GDPR was certainly one of the big marketing buzzwords of the year and many feared that their email marketing would grind to a halt, concerned they would be buried under a torrent of subject access requests and complaints.
Some organisations thought it safer to delete their entire email database, whilst others decided to refrain from emailing anyone who hadn’t explicitly opted in. In hindsight this seems like madness!
At Kingpin, we looked closely at our database and tirelessly studied the GDPR, concluding that our data was compliant. As long as we followed the updated regulations it would still be legal to engage with our data.
So, we did. And guess what... the results have been positive.
To highlight this, we compared all of our external email marketing campaigns from June-November 2018 to the same period in 2017.
Although admittedly there saw a slight decline in open rates across the EU (-0.2%), there was actually an increase of 1% in France and 3% in Benelux.
But the real interesting statistic is that despite the slight open rate decline, our CTR has almost doubled YoY! This has inevitably led to an increase in downloads and thus increased ROI from our email marketing campaigns.
Personally, I’m not the biggest fan of Open rates as a metric and feel our increase in CTR is the statistic that shows the real benefit of continuing to email your data post-GDPR.
"But surely if we’ve been messaging our database then we would have been deluged with the dreaded subject access requests and complaints?"
Well, not really.
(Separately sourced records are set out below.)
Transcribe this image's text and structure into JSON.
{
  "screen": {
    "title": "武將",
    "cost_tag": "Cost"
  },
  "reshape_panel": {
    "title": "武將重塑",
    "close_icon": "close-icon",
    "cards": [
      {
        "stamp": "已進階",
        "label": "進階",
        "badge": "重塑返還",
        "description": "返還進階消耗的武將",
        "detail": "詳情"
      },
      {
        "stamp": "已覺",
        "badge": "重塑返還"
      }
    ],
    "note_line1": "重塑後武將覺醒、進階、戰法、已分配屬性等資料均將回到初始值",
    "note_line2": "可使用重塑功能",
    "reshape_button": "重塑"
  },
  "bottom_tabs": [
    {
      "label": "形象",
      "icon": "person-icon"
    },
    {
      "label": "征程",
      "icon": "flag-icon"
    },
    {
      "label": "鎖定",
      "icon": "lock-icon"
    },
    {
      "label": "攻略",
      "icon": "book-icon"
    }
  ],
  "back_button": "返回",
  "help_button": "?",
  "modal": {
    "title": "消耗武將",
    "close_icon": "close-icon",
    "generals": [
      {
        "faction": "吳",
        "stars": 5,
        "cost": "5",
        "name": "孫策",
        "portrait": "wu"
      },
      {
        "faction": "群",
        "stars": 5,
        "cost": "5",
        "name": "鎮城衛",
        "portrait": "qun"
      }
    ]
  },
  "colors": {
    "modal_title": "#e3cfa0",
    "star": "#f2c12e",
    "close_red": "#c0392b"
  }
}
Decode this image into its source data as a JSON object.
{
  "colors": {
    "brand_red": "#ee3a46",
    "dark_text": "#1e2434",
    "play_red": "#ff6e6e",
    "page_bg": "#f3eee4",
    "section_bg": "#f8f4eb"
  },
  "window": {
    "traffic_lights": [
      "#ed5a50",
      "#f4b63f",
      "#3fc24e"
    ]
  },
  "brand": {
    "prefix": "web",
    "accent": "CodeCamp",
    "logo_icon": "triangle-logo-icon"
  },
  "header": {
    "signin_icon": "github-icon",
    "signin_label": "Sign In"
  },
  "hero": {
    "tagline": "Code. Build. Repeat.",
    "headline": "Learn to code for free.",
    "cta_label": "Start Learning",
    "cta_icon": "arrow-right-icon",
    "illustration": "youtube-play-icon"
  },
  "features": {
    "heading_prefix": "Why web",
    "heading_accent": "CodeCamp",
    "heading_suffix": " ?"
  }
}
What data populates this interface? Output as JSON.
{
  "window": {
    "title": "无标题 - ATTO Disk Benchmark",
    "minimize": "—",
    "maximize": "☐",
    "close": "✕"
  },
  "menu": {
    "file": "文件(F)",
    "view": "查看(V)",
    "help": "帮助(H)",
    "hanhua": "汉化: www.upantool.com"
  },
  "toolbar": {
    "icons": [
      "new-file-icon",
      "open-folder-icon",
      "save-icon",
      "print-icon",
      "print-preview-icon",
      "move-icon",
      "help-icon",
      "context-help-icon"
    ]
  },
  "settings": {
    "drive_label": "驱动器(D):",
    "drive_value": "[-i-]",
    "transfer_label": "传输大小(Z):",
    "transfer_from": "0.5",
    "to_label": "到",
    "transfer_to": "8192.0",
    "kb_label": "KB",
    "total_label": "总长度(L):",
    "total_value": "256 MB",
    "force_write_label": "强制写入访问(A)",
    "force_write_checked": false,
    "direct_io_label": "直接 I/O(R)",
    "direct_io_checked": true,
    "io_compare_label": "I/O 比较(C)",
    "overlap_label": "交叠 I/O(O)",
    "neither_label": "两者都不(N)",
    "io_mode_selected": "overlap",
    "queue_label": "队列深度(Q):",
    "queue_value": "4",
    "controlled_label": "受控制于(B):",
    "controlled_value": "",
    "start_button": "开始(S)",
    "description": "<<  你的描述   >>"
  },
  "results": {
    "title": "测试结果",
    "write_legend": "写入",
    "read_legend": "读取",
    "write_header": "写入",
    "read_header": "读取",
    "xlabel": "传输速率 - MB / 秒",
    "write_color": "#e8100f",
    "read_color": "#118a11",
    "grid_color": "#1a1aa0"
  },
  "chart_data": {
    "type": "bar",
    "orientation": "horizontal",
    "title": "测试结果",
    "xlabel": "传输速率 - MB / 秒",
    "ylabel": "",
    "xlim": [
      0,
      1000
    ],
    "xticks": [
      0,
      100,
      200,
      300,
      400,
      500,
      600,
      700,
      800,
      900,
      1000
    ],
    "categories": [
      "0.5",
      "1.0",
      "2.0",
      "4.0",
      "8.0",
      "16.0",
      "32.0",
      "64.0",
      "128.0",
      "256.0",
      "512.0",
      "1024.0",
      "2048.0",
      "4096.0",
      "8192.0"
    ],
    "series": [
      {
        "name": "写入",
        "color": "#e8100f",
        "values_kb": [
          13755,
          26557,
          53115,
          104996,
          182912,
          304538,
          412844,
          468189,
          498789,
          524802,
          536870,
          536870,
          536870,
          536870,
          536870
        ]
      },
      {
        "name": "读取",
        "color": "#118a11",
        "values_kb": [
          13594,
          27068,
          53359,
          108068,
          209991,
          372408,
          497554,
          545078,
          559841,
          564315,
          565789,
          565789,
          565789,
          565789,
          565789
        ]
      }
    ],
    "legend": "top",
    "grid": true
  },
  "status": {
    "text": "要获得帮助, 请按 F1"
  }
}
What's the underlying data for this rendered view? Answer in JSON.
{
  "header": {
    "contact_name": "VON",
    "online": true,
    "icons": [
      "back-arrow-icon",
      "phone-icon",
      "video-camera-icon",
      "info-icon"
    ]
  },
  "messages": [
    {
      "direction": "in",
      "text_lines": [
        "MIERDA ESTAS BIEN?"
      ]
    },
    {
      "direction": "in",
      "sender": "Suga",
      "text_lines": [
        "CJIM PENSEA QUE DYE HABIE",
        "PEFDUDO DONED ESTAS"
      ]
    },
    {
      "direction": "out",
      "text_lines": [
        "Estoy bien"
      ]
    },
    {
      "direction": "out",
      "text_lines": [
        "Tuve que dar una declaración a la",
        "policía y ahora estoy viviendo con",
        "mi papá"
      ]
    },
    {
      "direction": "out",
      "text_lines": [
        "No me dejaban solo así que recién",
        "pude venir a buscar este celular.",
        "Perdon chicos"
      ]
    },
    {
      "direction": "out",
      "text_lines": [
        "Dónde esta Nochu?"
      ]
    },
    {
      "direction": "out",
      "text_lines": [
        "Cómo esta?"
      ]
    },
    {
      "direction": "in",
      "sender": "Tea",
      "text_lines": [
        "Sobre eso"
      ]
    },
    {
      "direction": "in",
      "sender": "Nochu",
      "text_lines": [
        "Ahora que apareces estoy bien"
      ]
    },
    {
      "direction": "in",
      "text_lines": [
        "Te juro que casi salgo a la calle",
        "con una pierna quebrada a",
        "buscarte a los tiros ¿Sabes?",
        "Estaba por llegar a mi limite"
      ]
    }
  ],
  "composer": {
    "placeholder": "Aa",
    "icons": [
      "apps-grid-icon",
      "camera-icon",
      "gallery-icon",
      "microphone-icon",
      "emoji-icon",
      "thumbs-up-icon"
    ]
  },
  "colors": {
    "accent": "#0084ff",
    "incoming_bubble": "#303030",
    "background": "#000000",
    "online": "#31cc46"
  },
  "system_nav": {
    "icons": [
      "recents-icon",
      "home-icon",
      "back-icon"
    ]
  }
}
Yes they are up on previous years but they are still in the realms of 1 a week rather than hundreds. The pre-GDPR fears around complaints and SARs now seem misplaced.
Admittedly, our data volumes have slightly diminished (we pro-actively removed old unresponsive data from our database - this is data that previously we would have retained with the aim of re-engaging it in the future) - but we placed more emphasis on using intent data (from our Argus platform) to target the right contacts. Email marketing as it should be.
Looking after your data
You still need to ensure that you have a proper ‘paper-trail’ of where each contact on your database came from and when, and ensure that data subjects are aware that you have their data and you will contact them with relevant messaging.
If you have this in place then the post-GDPR email world is not a quagmire of complaints and 2% of turnover fines for everyone.
Instead it's a world where not that much has changed. If you contact your data with relevant messaging, they will still be responsive to and engaged with what you have to say.